Nothing but a number is needed: the count of lines below that include "active".

(Beginning of Records for the exercise)

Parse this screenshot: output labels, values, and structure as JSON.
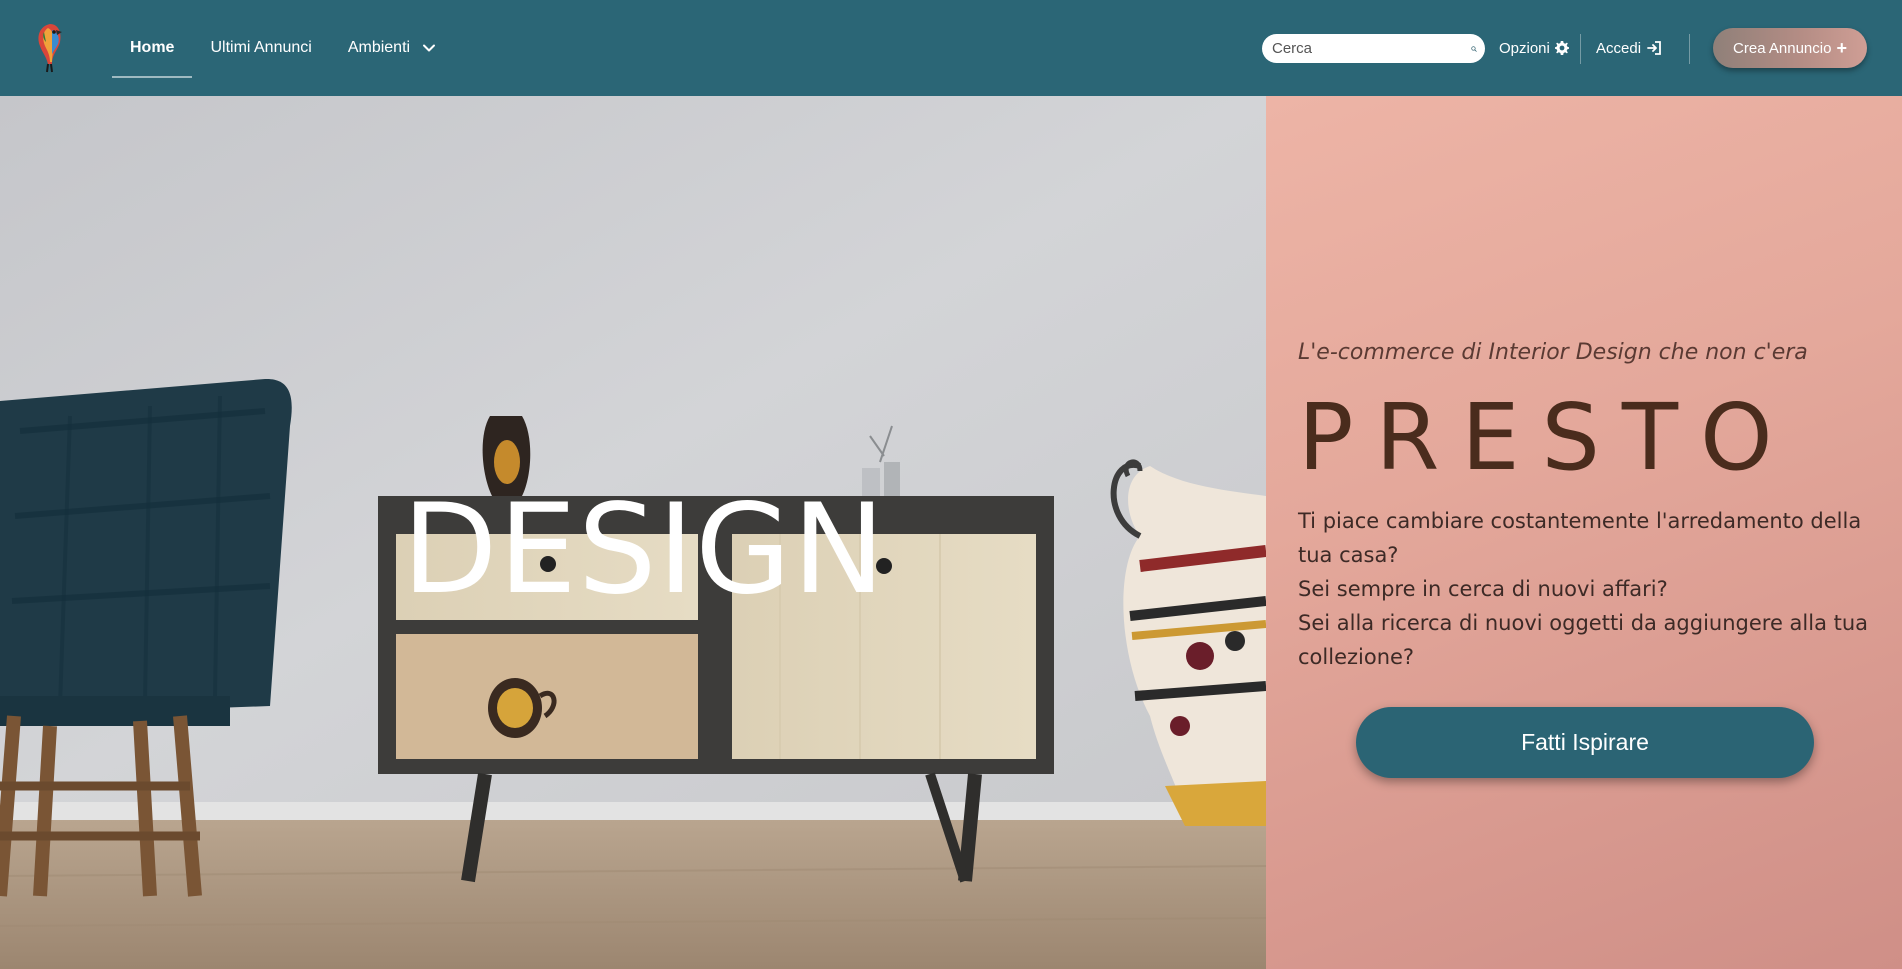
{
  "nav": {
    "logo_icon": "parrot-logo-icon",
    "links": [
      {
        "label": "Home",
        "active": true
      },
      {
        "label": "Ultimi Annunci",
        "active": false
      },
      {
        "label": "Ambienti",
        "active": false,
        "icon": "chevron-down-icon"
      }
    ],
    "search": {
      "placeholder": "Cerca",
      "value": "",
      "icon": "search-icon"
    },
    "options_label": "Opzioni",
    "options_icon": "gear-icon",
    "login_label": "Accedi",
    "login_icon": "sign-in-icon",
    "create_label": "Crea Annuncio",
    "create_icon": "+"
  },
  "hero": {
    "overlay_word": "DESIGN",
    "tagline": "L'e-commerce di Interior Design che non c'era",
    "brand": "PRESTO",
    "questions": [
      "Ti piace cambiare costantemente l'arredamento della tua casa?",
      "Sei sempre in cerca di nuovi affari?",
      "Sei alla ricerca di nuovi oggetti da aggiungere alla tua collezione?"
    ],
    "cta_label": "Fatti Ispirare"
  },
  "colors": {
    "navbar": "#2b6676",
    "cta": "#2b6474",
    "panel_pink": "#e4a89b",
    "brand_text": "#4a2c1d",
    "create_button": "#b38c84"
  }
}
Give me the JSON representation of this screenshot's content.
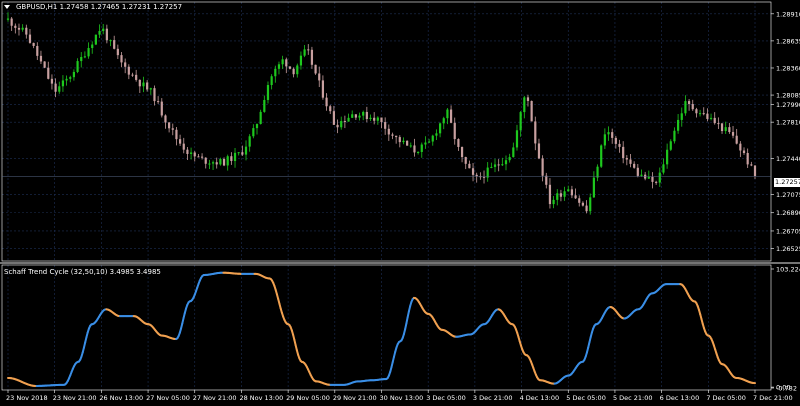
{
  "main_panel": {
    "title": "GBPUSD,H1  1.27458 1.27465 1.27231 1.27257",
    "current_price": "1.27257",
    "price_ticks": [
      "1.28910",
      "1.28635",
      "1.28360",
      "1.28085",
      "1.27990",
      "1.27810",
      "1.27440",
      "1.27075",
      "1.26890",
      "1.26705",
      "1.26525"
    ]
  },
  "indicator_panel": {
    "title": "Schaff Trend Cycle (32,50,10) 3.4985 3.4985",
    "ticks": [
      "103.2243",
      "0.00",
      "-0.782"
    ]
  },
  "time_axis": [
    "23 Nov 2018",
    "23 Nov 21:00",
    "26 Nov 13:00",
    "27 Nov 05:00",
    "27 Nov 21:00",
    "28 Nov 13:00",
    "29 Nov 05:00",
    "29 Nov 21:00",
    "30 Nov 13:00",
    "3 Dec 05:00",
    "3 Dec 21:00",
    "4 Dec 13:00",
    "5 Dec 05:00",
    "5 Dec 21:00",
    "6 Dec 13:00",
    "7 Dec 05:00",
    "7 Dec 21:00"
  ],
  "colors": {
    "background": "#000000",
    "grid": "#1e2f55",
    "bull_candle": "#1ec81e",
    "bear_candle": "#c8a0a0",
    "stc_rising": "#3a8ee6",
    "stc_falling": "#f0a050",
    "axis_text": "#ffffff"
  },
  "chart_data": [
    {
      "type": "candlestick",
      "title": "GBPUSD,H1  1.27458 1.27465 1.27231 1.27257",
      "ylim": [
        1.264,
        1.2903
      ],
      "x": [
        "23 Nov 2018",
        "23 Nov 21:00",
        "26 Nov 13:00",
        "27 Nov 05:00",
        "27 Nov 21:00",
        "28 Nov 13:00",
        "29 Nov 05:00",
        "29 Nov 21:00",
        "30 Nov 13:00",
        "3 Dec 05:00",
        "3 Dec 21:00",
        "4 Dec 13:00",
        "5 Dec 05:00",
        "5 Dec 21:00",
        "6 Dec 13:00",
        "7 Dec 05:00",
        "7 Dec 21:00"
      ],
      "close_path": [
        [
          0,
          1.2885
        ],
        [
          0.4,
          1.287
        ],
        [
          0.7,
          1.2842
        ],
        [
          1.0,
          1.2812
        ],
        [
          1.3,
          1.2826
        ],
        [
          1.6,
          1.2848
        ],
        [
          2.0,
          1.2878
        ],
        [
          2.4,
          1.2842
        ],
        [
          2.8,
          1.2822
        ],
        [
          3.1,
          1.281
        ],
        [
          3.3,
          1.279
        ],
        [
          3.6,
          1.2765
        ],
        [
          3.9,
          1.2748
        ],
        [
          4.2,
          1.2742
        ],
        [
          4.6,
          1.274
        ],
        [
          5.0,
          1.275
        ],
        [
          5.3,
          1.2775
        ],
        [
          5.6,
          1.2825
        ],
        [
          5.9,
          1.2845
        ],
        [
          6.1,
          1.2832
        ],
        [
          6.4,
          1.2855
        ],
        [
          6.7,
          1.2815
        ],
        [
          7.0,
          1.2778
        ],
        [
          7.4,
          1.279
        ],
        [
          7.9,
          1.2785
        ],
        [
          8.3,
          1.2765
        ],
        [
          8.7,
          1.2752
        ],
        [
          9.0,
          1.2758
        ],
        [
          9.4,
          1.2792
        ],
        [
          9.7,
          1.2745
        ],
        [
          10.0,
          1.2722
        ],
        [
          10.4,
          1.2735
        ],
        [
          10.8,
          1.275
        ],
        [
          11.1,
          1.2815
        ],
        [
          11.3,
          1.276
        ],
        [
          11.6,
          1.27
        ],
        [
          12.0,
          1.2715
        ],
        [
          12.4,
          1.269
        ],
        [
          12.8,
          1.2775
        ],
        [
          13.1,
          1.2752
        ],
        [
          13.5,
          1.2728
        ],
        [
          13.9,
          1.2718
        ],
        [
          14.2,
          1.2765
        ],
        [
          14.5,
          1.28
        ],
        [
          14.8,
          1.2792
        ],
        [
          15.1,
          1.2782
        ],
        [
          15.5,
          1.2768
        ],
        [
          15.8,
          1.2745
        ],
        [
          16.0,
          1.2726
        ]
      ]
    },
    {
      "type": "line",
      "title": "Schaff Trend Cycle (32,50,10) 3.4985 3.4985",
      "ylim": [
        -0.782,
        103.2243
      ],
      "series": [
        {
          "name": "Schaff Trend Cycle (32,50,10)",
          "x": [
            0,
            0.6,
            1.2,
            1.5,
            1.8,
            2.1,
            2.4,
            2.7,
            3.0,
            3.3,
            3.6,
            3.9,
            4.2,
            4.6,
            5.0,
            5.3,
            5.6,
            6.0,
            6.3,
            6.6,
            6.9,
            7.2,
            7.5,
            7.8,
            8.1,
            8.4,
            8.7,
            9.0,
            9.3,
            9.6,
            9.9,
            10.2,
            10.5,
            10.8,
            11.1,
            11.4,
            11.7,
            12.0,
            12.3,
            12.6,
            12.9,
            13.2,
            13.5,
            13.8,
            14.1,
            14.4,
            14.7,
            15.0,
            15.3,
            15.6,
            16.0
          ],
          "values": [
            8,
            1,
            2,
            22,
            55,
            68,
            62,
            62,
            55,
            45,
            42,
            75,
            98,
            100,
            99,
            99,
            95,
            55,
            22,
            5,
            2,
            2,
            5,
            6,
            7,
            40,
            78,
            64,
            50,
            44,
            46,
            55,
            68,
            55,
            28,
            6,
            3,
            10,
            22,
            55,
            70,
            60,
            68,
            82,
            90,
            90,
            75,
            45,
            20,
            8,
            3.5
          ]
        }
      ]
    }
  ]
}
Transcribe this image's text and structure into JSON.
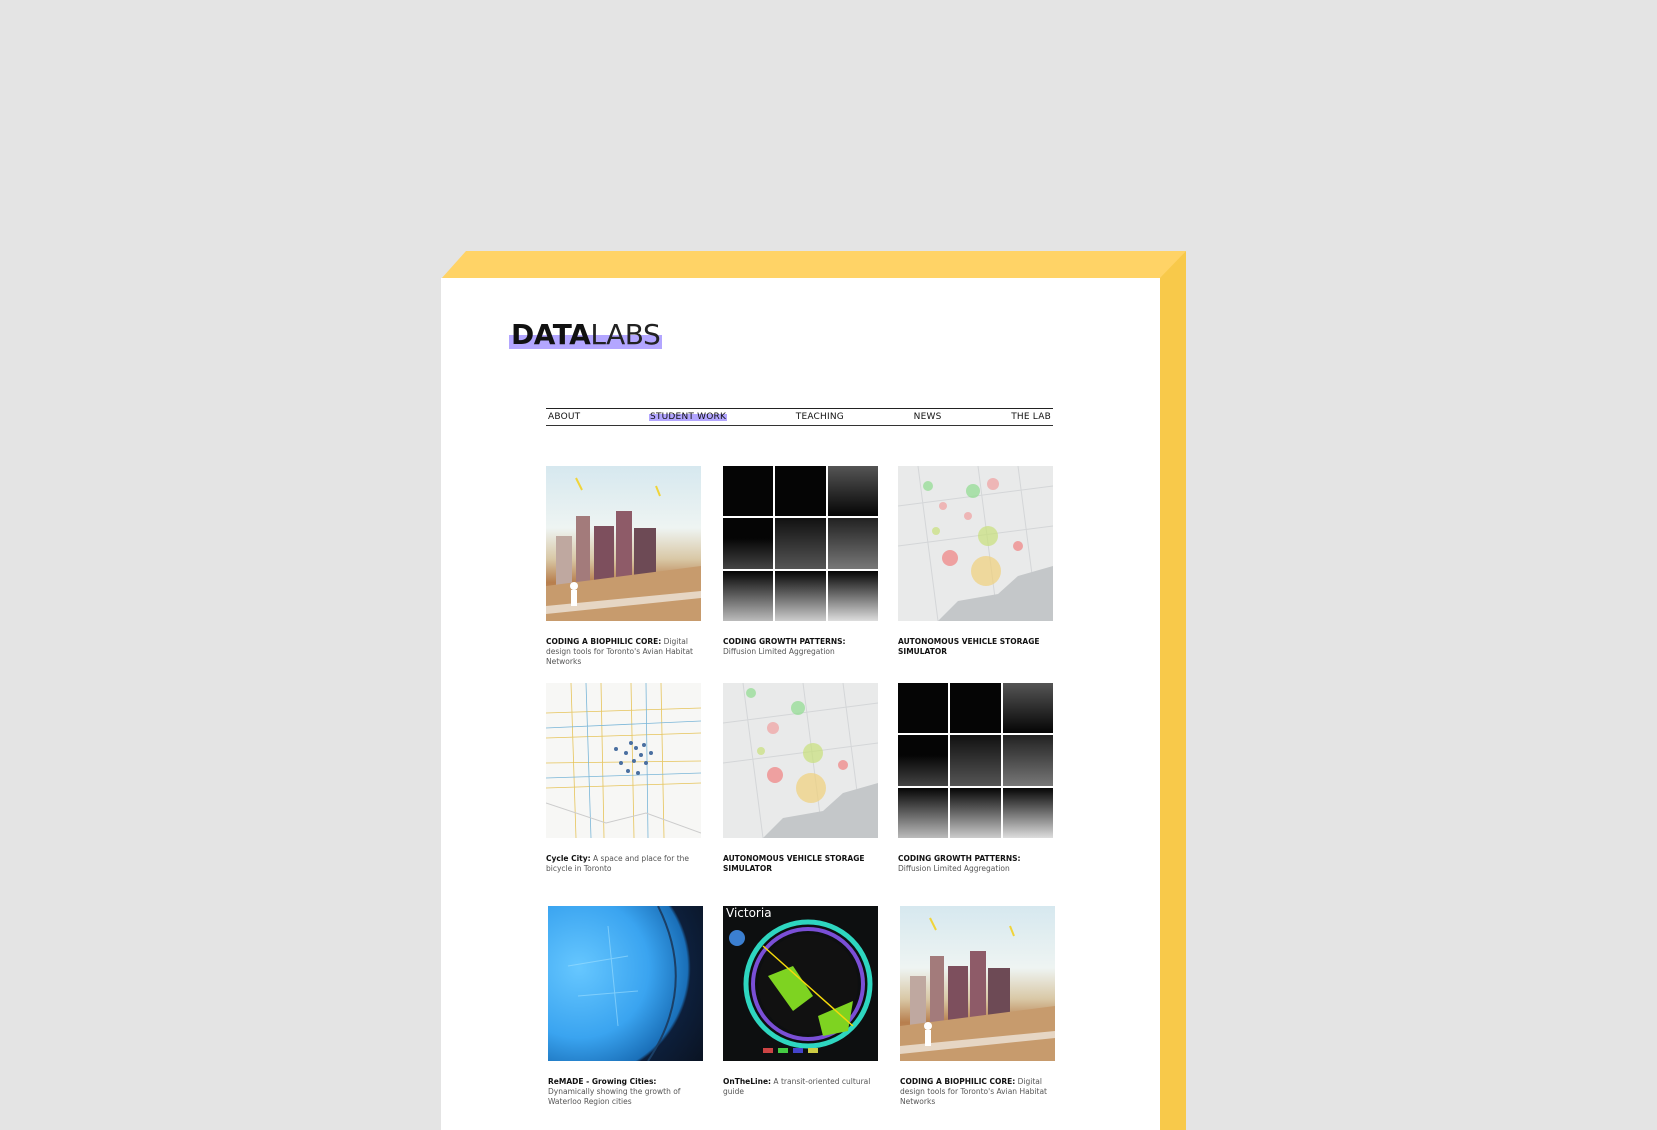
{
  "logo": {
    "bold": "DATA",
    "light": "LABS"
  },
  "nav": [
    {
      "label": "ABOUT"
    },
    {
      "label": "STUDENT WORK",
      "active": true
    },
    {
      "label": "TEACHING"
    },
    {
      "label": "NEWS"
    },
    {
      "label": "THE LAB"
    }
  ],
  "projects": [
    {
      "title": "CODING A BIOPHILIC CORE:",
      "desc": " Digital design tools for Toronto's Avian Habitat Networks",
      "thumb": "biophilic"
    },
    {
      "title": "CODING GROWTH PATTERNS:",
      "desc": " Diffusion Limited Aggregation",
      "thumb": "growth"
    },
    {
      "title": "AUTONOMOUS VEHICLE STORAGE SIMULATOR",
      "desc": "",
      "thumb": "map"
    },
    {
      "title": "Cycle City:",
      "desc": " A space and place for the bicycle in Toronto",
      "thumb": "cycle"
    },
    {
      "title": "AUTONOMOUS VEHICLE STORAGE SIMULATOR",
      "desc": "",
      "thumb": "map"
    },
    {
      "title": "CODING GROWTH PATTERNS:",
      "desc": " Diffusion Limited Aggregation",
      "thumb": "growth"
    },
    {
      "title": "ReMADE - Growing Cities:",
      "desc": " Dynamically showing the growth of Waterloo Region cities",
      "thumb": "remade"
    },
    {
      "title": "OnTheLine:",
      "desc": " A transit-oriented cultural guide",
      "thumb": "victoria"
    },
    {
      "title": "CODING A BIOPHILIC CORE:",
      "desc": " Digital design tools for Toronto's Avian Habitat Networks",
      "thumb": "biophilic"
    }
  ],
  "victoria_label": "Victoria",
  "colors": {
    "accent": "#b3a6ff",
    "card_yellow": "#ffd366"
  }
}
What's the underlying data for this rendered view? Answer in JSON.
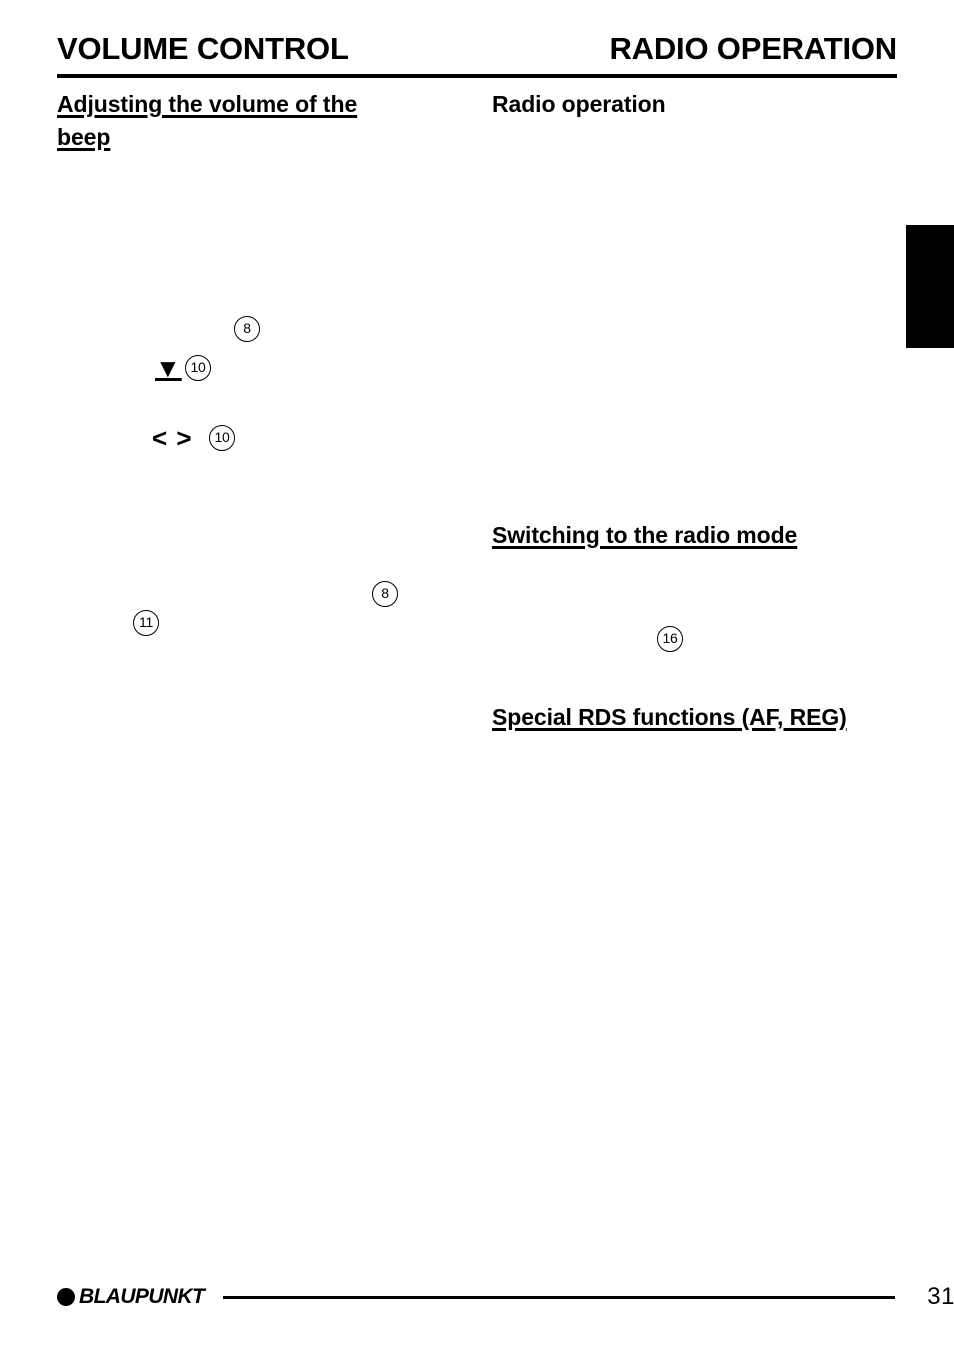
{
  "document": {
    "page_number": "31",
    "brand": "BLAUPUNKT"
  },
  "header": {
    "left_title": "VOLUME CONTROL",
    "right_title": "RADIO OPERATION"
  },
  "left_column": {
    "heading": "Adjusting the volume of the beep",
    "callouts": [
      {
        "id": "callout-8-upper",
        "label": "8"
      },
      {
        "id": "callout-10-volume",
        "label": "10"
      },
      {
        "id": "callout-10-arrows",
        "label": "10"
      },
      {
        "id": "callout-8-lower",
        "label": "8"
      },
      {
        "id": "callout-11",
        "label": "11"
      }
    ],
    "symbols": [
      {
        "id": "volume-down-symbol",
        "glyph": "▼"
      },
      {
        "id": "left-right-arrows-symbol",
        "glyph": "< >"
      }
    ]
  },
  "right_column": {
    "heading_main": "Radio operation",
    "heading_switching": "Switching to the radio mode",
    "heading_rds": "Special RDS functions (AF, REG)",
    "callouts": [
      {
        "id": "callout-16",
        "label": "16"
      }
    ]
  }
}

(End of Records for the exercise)

■ Written answer:
4